# [YOUR INSTRUCTIONS]
An exact copy of all the entries is what is needed here.

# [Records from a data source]

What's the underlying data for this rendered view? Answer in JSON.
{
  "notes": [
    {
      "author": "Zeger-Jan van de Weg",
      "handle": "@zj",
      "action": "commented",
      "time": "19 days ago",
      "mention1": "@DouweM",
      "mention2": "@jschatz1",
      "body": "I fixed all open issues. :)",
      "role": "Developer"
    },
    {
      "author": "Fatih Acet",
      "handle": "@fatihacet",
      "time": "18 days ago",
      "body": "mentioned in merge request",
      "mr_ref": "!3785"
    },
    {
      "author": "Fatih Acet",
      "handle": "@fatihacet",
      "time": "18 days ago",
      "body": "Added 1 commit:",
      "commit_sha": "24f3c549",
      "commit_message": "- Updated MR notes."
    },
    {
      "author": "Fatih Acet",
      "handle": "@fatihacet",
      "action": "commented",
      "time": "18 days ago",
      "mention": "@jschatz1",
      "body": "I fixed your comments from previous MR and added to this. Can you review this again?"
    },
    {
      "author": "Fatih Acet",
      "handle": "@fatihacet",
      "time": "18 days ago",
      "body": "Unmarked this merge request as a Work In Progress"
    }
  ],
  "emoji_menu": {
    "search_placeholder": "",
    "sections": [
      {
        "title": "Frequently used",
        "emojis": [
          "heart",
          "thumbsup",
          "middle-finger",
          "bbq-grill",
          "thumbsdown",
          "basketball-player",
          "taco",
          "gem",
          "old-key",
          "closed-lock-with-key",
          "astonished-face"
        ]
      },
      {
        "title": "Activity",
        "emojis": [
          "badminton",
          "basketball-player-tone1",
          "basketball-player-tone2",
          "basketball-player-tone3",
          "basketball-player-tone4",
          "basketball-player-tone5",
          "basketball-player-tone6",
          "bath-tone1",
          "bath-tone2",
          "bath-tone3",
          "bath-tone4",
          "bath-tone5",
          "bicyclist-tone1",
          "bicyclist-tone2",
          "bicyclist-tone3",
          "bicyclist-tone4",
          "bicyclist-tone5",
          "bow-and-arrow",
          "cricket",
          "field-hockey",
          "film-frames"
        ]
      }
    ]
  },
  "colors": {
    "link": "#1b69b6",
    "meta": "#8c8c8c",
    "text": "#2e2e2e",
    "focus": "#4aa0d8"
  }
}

# [RESPONSE FOR THIS EXERCISE]
What's the underlying data for this rendered view? Answer in JSON.
{
  "notes": [
    {
      "author": "Zeger-Jan van de Weg",
      "handle": "@zj",
      "action": "commented",
      "time": "19 days ago",
      "mention1": "@DouweM",
      "mention2": "@jschatz1",
      "body": "I fixed all open issues. :)",
      "role": "Developer"
    },
    {
      "author": "Fatih Acet",
      "handle": "@fatihacet",
      "time": "18 days ago",
      "body": "mentioned in merge request",
      "mr_ref": "!3785"
    },
    {
      "author": "Fatih Acet",
      "handle": "@fatihacet",
      "time": "18 days ago",
      "body": "Added 1 commit:",
      "commit_sha": "24f3c549",
      "commit_message": "- Updated MR notes."
    },
    {
      "author": "Fatih Acet",
      "handle": "@fatihacet",
      "action": "commented",
      "time": "18 days ago",
      "mention": "@jschatz1",
      "body": "I fixed your comments from previous MR and added to this. Can you review this again?"
    },
    {
      "author": "Fatih Acet",
      "handle": "@fatihacet",
      "time": "18 days ago",
      "body": "Unmarked this merge request as a Work In Progress"
    }
  ],
  "emoji_menu": {
    "search_placeholder": "",
    "sections": [
      {
        "title": "Frequently used",
        "emojis": [
          "heart",
          "thumbsup",
          "middle-finger",
          "bbq-grill",
          "thumbsdown",
          "basketball-player",
          "taco",
          "gem",
          "old-key",
          "closed-lock-with-key",
          "astonished-face"
        ]
      },
      {
        "title": "Activity",
        "emojis": [
          "badminton",
          "basketball-player-tone1",
          "basketball-player-tone2",
          "basketball-player-tone3",
          "basketball-player-tone4",
          "basketball-player-tone5",
          "basketball-player-tone6",
          "bath-tone1",
          "bath-tone2",
          "bath-tone3",
          "bath-tone4",
          "bath-tone5",
          "bicyclist-tone1",
          "bicyclist-tone2",
          "bicyclist-tone3",
          "bicyclist-tone4",
          "bicyclist-tone5",
          "bow-and-arrow",
          "cricket",
          "field-hockey",
          "film-frames"
        ]
      }
    ]
  },
  "colors": {
    "link": "#1b69b6",
    "meta": "#8c8c8c",
    "text": "#2e2e2e",
    "focus": "#4aa0d8"
  }
}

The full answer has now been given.